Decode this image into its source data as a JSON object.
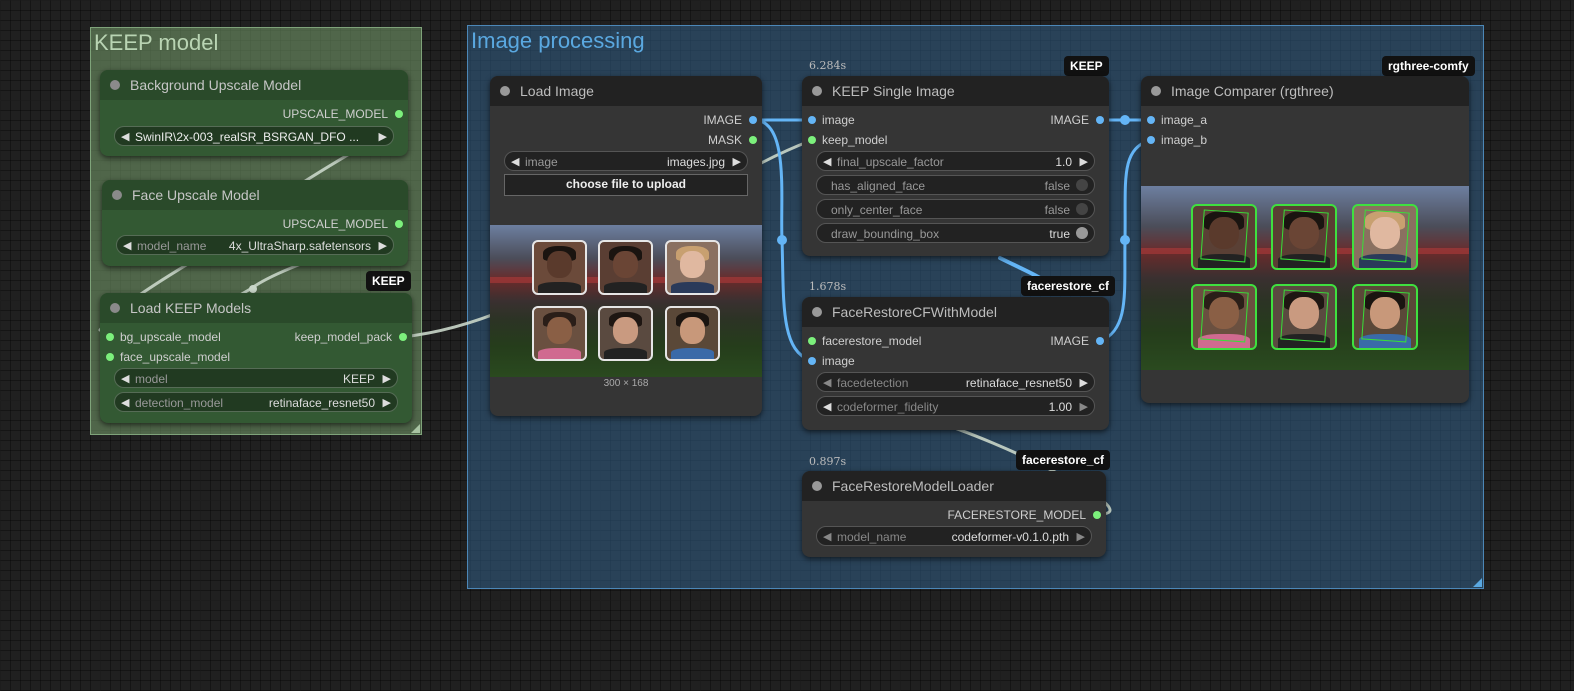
{
  "groups": {
    "keep": {
      "title": "KEEP model"
    },
    "image": {
      "title": "Image processing"
    }
  },
  "nodes": {
    "bg_upscale": {
      "title": "Background Upscale Model",
      "output": "UPSCALE_MODEL",
      "model_value": "SwinIR\\2x-003_realSR_BSRGAN_DFO ..."
    },
    "face_upscale": {
      "title": "Face Upscale Model",
      "output": "UPSCALE_MODEL",
      "model_label": "model_name",
      "model_value": "4x_UltraSharp.safetensors"
    },
    "load_keep": {
      "title": "Load KEEP Models",
      "badge": "KEEP",
      "inputs": [
        "bg_upscale_model",
        "face_upscale_model"
      ],
      "output": "keep_model_pack",
      "widgets": [
        {
          "label": "model",
          "value": "KEEP"
        },
        {
          "label": "detection_model",
          "value": "retinaface_resnet50"
        }
      ]
    },
    "load_image": {
      "title": "Load Image",
      "outputs": [
        "IMAGE",
        "MASK"
      ],
      "image_label": "image",
      "image_value": "images.jpg",
      "upload_label": "choose file to upload",
      "dims": "300 × 168"
    },
    "keep_single": {
      "title": "KEEP Single Image",
      "timing": "6.284s",
      "badge": "KEEP",
      "inputs": [
        "image",
        "keep_model"
      ],
      "output": "IMAGE",
      "widgets": [
        {
          "label": "final_upscale_factor",
          "value": "1.0"
        },
        {
          "label": "has_aligned_face",
          "value": "false"
        },
        {
          "label": "only_center_face",
          "value": "false"
        },
        {
          "label": "draw_bounding_box",
          "value": "true"
        }
      ]
    },
    "facerestore_cf": {
      "title": "FaceRestoreCFWithModel",
      "timing": "1.678s",
      "badge": "facerestore_cf",
      "inputs": [
        "facerestore_model",
        "image"
      ],
      "output": "IMAGE",
      "widgets": [
        {
          "label": "facedetection",
          "value": "retinaface_resnet50"
        },
        {
          "label": "codeformer_fidelity",
          "value": "1.00"
        }
      ]
    },
    "facerestore_loader": {
      "title": "FaceRestoreModelLoader",
      "timing": "0.897s",
      "badge": "facerestore_cf",
      "output": "FACERESTORE_MODEL",
      "model_label": "model_name",
      "model_value": "codeformer-v0.1.0.pth"
    },
    "image_comparer": {
      "title": "Image Comparer (rgthree)",
      "badge": "rgthree-comfy",
      "inputs": [
        "image_a",
        "image_b"
      ]
    }
  },
  "colors": {
    "image_link": "#64b5f6",
    "model_link": "#c9d6c9",
    "keep_group": "#7fa37a",
    "image_group": "#4c87b7"
  }
}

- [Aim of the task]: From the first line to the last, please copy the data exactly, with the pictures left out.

- [Answer below]:
Decode this image into its source data as a JSON object.
{
  "groups": {
    "keep": {
      "title": "KEEP model"
    },
    "image": {
      "title": "Image processing"
    }
  },
  "nodes": {
    "bg_upscale": {
      "title": "Background Upscale Model",
      "output": "UPSCALE_MODEL",
      "model_value": "SwinIR\\2x-003_realSR_BSRGAN_DFO ..."
    },
    "face_upscale": {
      "title": "Face Upscale Model",
      "output": "UPSCALE_MODEL",
      "model_label": "model_name",
      "model_value": "4x_UltraSharp.safetensors"
    },
    "load_keep": {
      "title": "Load KEEP Models",
      "badge": "KEEP",
      "inputs": [
        "bg_upscale_model",
        "face_upscale_model"
      ],
      "output": "keep_model_pack",
      "widgets": [
        {
          "label": "model",
          "value": "KEEP"
        },
        {
          "label": "detection_model",
          "value": "retinaface_resnet50"
        }
      ]
    },
    "load_image": {
      "title": "Load Image",
      "outputs": [
        "IMAGE",
        "MASK"
      ],
      "image_label": "image",
      "image_value": "images.jpg",
      "upload_label": "choose file to upload",
      "dims": "300 × 168"
    },
    "keep_single": {
      "title": "KEEP Single Image",
      "timing": "6.284s",
      "badge": "KEEP",
      "inputs": [
        "image",
        "keep_model"
      ],
      "output": "IMAGE",
      "widgets": [
        {
          "label": "final_upscale_factor",
          "value": "1.0"
        },
        {
          "label": "has_aligned_face",
          "value": "false"
        },
        {
          "label": "only_center_face",
          "value": "false"
        },
        {
          "label": "draw_bounding_box",
          "value": "true"
        }
      ]
    },
    "facerestore_cf": {
      "title": "FaceRestoreCFWithModel",
      "timing": "1.678s",
      "badge": "facerestore_cf",
      "inputs": [
        "facerestore_model",
        "image"
      ],
      "output": "IMAGE",
      "widgets": [
        {
          "label": "facedetection",
          "value": "retinaface_resnet50"
        },
        {
          "label": "codeformer_fidelity",
          "value": "1.00"
        }
      ]
    },
    "facerestore_loader": {
      "title": "FaceRestoreModelLoader",
      "timing": "0.897s",
      "badge": "facerestore_cf",
      "output": "FACERESTORE_MODEL",
      "model_label": "model_name",
      "model_value": "codeformer-v0.1.0.pth"
    },
    "image_comparer": {
      "title": "Image Comparer (rgthree)",
      "badge": "rgthree-comfy",
      "inputs": [
        "image_a",
        "image_b"
      ]
    }
  },
  "colors": {
    "image_link": "#64b5f6",
    "model_link": "#c9d6c9",
    "keep_group": "#7fa37a",
    "image_group": "#4c87b7"
  }
}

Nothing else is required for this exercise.